The U.S. FDA lists nine major food allergens that must be included on food and beverage labels when they are used as ingredients:



Crustacean Shellfish


Tree Nuts





Sesame is the newest FDA-listed allergen, designated in 2021 by the Food Allergy Safety, Treatment, Education and Research (FASTER) Act. Sesame-containing food, beverage, and dietary supplement products must have compliant allergen labeling in place as of January 1, 2023.

Allergen labeling is required for foods, beverages, and dietary supplements, a subcategory of foods, when any “major food allergen” ingredient is included in the formulation.
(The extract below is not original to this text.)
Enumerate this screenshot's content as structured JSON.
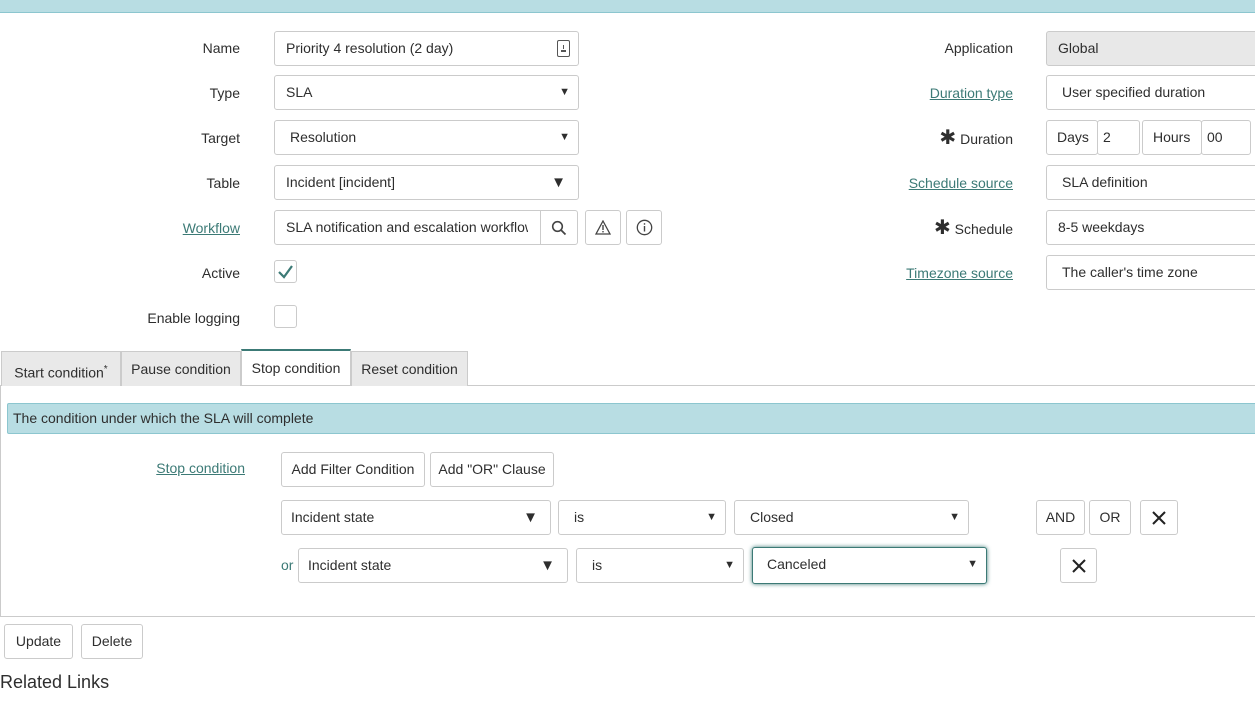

Allergen labeling must use the specific name of the allergen source, such as the name of the tree nut or species of fish. If the allergen is listed in the product name (such as soy sauce or sesame paste), additional allergen labeling is not required. However, “hidden allergens” that are present in ingredients such as flavors or colors must be listed.

The Preventive Controls Rule requires that manufacturers use GMPs and preventive controls to prevent allergen cross-contact.  Advisory labels (such as “may contain” statements) may be used when appropriate but are not substitutes for effective allergen controls. 
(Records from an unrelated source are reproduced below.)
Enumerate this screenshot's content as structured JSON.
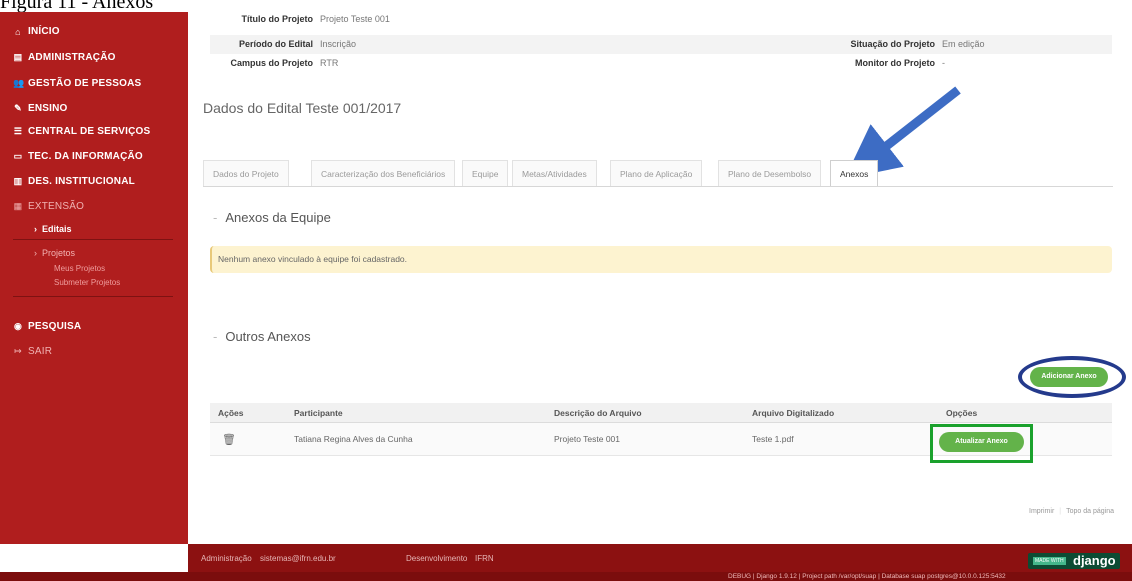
{
  "caption": "Figura 11 - Anexos",
  "sidebar": {
    "items": [
      {
        "icon": "home-icon",
        "glyph": "⌂",
        "label": "INÍCIO"
      },
      {
        "icon": "admin-icon",
        "glyph": "▤",
        "label": "ADMINISTRAÇÃO"
      },
      {
        "icon": "users-icon",
        "glyph": "👥",
        "label": "GESTÃO DE PESSOAS"
      },
      {
        "icon": "pencil-icon",
        "glyph": "✎",
        "label": "ENSINO"
      },
      {
        "icon": "list-icon",
        "glyph": "☰",
        "label": "CENTRAL DE SERVIÇOS"
      },
      {
        "icon": "monitor-icon",
        "glyph": "▭",
        "label": "TEC. DA INFORMAÇÃO"
      },
      {
        "icon": "chart-icon",
        "glyph": "▥",
        "label": "DES. INSTITUCIONAL"
      },
      {
        "icon": "extension-icon",
        "glyph": "▦",
        "label": "EXTENSÃO"
      }
    ],
    "sub": {
      "editais": "Editais",
      "projetos": "Projetos",
      "meus_projetos": "Meus Projetos",
      "submeter_projetos": "Submeter Projetos"
    },
    "pesquisa": "PESQUISA",
    "sair": "SAIR"
  },
  "info": {
    "titulo_label": "Título do Projeto",
    "titulo_value": "Projeto Teste 001",
    "periodo_label": "Período do Edital",
    "periodo_value": "Inscrição",
    "situacao_label": "Situação do Projeto",
    "situacao_value": "Em edição",
    "campus_label": "Campus do Projeto",
    "campus_value": "RTR",
    "monitor_label": "Monitor do Projeto",
    "monitor_value": "-"
  },
  "edital_title": "Dados do Edital Teste 001/2017",
  "tabs": [
    "Dados do Projeto",
    "Caracterização dos Beneficiários",
    "Equipe",
    "Metas/Atividades",
    "Plano de Aplicação",
    "Plano de Desembolso",
    "Anexos"
  ],
  "sections": {
    "equipe_title": "Anexos da Equipe",
    "equipe_alert": "Nenhum anexo vinculado à equipe foi cadastrado.",
    "outros_title": "Outros Anexos"
  },
  "buttons": {
    "adicionar": "Adicionar Anexo",
    "atualizar": "Atualizar Anexo"
  },
  "table": {
    "headers": [
      "Ações",
      "Participante",
      "Descrição do Arquivo",
      "Arquivo Digitalizado",
      "Opções"
    ],
    "rows": [
      {
        "participante": "Tatiana Regina Alves da Cunha",
        "descricao": "Projeto Teste 001",
        "arquivo": "Teste 1.pdf"
      }
    ]
  },
  "footer_links": {
    "imprimir": "Imprimir",
    "topo": "Topo da página"
  },
  "footer": {
    "admin_label": "Administração",
    "admin_email": "sistemas@ifrn.edu.br",
    "dev_label": "Desenvolvimento",
    "dev_value": "IFRN",
    "badge_small": "MADE WITH",
    "badge_big": "django",
    "debug": "DEBUG | Django 1.9.12 | Project path /var/opt/suap | Database suap postgres@10.0.0.125:5432"
  },
  "colors": {
    "sidebar": "#b01e1e",
    "button_green": "#63b34a",
    "annotation_blue": "#243a8c",
    "annotation_green": "#1aa12c"
  }
}
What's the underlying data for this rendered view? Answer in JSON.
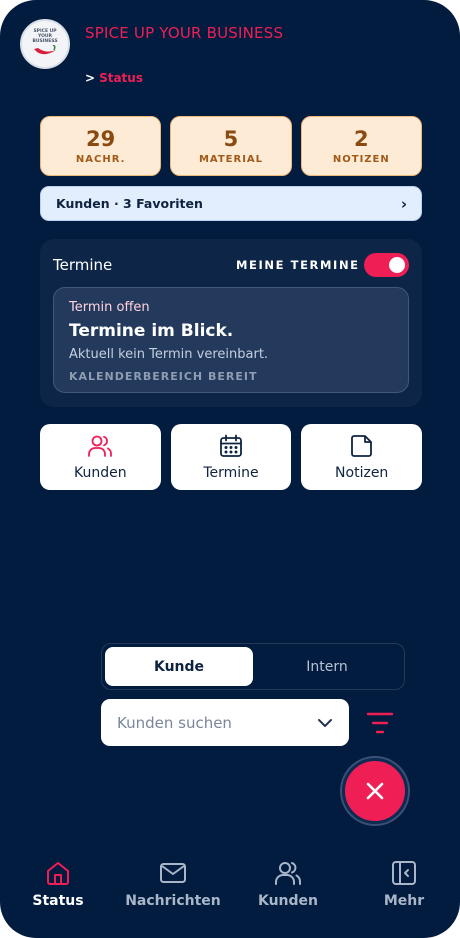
{
  "header": {
    "logo_text": "SPICE UP YOUR BUSINESS",
    "app_title": "SPICE UP YOUR BUSINESS",
    "breadcrumb_separator": ">",
    "breadcrumb_current": "Status"
  },
  "stats": [
    {
      "value": "29",
      "label": "NACHR."
    },
    {
      "value": "5",
      "label": "MATERIAL"
    },
    {
      "value": "2",
      "label": "NOTIZEN"
    }
  ],
  "favorites_bar": {
    "label": "Kunden · 3 Favoriten",
    "chevron": "›"
  },
  "termine_panel": {
    "title": "Termine",
    "toggle_label": "MEINE TERMINE",
    "toggle_on": true,
    "card": {
      "status": "Termin offen",
      "heading": "Termine im Blick.",
      "description": "Aktuell kein Termin vereinbart.",
      "footer": "KALENDERBEREICH BEREIT"
    }
  },
  "quick_actions": [
    {
      "label": "Kunden",
      "icon": "users-icon"
    },
    {
      "label": "Termine",
      "icon": "calendar-icon"
    },
    {
      "label": "Notizen",
      "icon": "note-icon"
    }
  ],
  "segmented": {
    "options": [
      "Kunde",
      "Intern"
    ],
    "selected": "Kunde"
  },
  "search": {
    "placeholder": "Kunden suchen"
  },
  "bottom_nav": [
    {
      "label": "Status",
      "icon": "home-icon",
      "active": true
    },
    {
      "label": "Nachrichten",
      "icon": "mail-icon",
      "active": false
    },
    {
      "label": "Kunden",
      "icon": "users-icon",
      "active": false
    },
    {
      "label": "Mehr",
      "icon": "sidebar-icon",
      "active": false
    }
  ],
  "colors": {
    "background": "#021c3f",
    "accent": "#ef1f56",
    "stat_bg": "#fdebd6",
    "stat_text": "#8a4b12"
  }
}
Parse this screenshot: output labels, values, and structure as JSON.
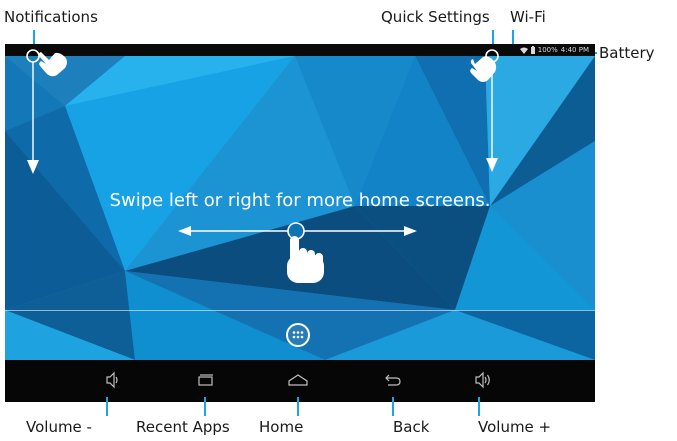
{
  "callouts": {
    "notifications": "Notifications",
    "quick_settings": "Quick Settings",
    "wifi": "Wi-Fi",
    "battery": "Battery",
    "volume_down": "Volume -",
    "recent_apps": "Recent Apps",
    "home": "Home",
    "back": "Back",
    "volume_up": "Volume +"
  },
  "status_bar": {
    "battery_percent": "100%",
    "time": "4:40 PM"
  },
  "home_screen": {
    "tip": "Swipe left or right for more home screens."
  },
  "icons": {
    "status": [
      "wifi-icon",
      "battery-icon"
    ],
    "dock": [
      "all-apps-icon"
    ],
    "nav": [
      "volume-down-icon",
      "recent-apps-icon",
      "home-icon",
      "back-icon",
      "volume-up-icon"
    ],
    "gestures": [
      "swipe-down-hand-icon",
      "swipe-horizontal-hand-icon"
    ]
  },
  "colors": {
    "callout_line": "#1aa6df",
    "wallpaper_light": "#16a7e8",
    "wallpaper_dark": "#0a4f80",
    "bars": "#060606"
  }
}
In Addition to Adding Sesame as a Major Food Allergen, What Does the FASTER Act Do?

The 2021 FASTER Act expands FDA’s efforts into understanding food allergens and their risks.

Specifically, it expands surveillance and collection of data on the prevalence of food allergies and severity of allergic reactions for specific food or food ingredients. Through effective food allergy diagnostics, and new therapeutics to prevent, treat, cure, and manage food allergies, the FASTER ACT aims to prevent the onset of food allergies and reduce the risks related to living with food allergies. It tasked FDA to identify and strengthen any gaps in these activities.
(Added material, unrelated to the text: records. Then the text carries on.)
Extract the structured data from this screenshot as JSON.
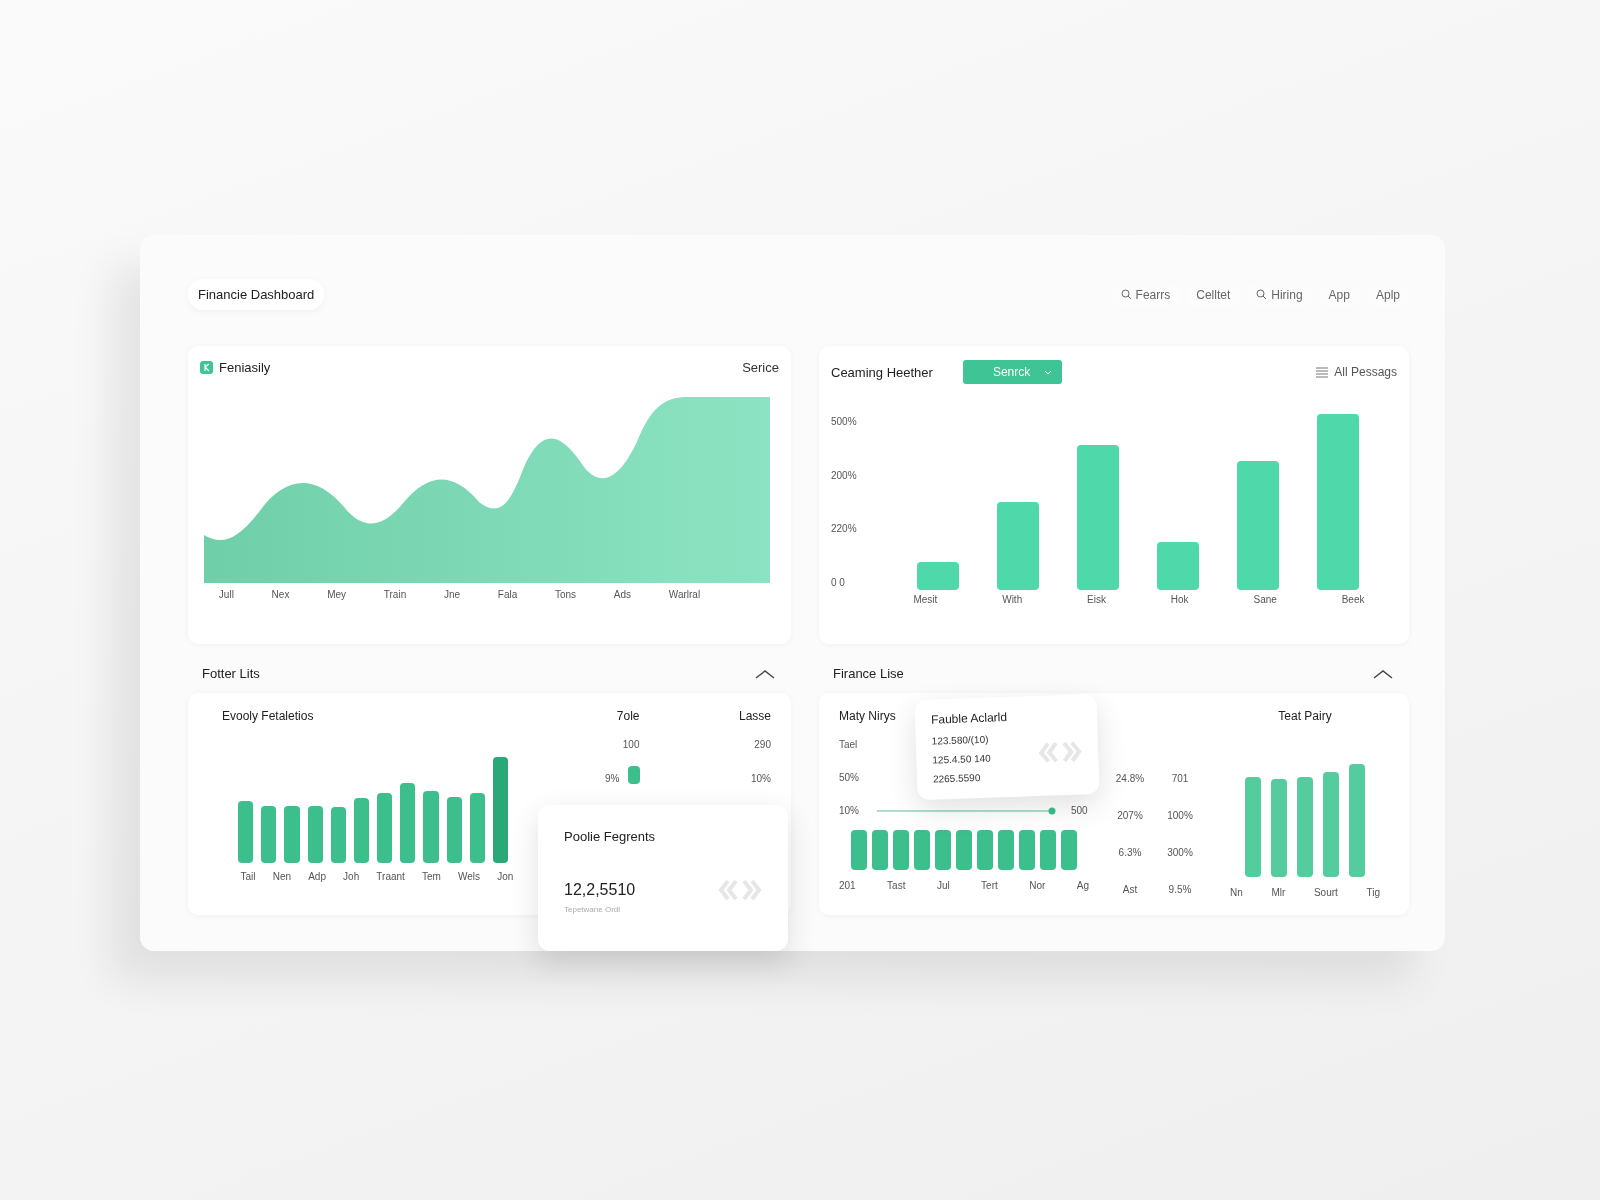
{
  "header": {
    "title": "Financie Dashboard",
    "nav": [
      {
        "label": "Fearrs",
        "kind": "search"
      },
      {
        "label": "Celltet",
        "kind": "plain"
      },
      {
        "label": "Hiring",
        "kind": "search"
      },
      {
        "label": "App",
        "kind": "plain"
      },
      {
        "label": "Aplp",
        "kind": "plain"
      }
    ]
  },
  "area_panel": {
    "title": "Feniasily",
    "action": "Serice",
    "x_labels": [
      "Jull",
      "Nex",
      "Mey",
      "Train",
      "Jne",
      "Fala",
      "Tons",
      "Ads",
      "Warlral"
    ]
  },
  "bar_panel": {
    "title": "Ceaming Heether",
    "dropdown": "Senrck",
    "filter": "All Pessags",
    "y_labels": [
      "500%",
      "200%",
      "220%",
      "0  0"
    ],
    "x_labels": [
      "Mesit",
      "With",
      "Eisk",
      "Hok",
      "Sane",
      "Beek"
    ]
  },
  "left_section": {
    "title": "Fotter Lits",
    "chart_title": "Evooly Fetaletios",
    "x_labels": [
      "Tail",
      "Nen",
      "Adp",
      "Joh",
      "Traant",
      "Tem",
      "Wels",
      "Jon"
    ],
    "table": {
      "columns": [
        "7ole",
        "Lasse"
      ],
      "rows": [
        [
          "100",
          "290"
        ],
        [
          "9%",
          "10%"
        ]
      ]
    },
    "popup": {
      "title": "Poolie Fegrents",
      "value": "12,2,5510",
      "caption": "Tepetwane Ordl"
    }
  },
  "right_section": {
    "title": "Firance Lise",
    "chart_title": "Maty Nirys",
    "y_labels": [
      "Tael",
      "50%",
      "10%"
    ],
    "line_value": "500",
    "x_labels": [
      "201",
      "Tast",
      "Jul",
      "Tert",
      "Nor",
      "Ag"
    ],
    "stats": [
      [
        "24.8%",
        "701"
      ],
      [
        "207%",
        "100%"
      ],
      [
        "6.3%",
        "300%"
      ],
      [
        "Ast",
        "9.5%"
      ]
    ],
    "side_title": "Teat Pairy",
    "side_labels": [
      "Nn",
      "Mlr",
      "Sourt",
      "Tig"
    ],
    "popup": {
      "title": "Fauble Aclarld",
      "lines": [
        "123.580/(10)",
        "125.4.50 140",
        "2265.5590"
      ]
    }
  }
}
Why is Allergen Contamination Risk a Problem for Food Manufacturers?

The complexity of validating cleaning and sanitation practices to control allergens, the limitations of allergen testing in the environment and products, and their unpredictable correlations leave the industry relying mainly on precautionary advisory labels.

How Do Consumer Needs Affect FDA’s Focus on Food Allergen Controls?

Understanding the changes in consumer needs remains as important today as when FALCPA was passed. The recent addition of sesame to the list of Major Food Allergens is just one example of the continuing evolution of the allergen control landscape.

Watch the full webinar for tips on implementing an allergen control system in your facility.

Posted in Foods, On Demand Webinar.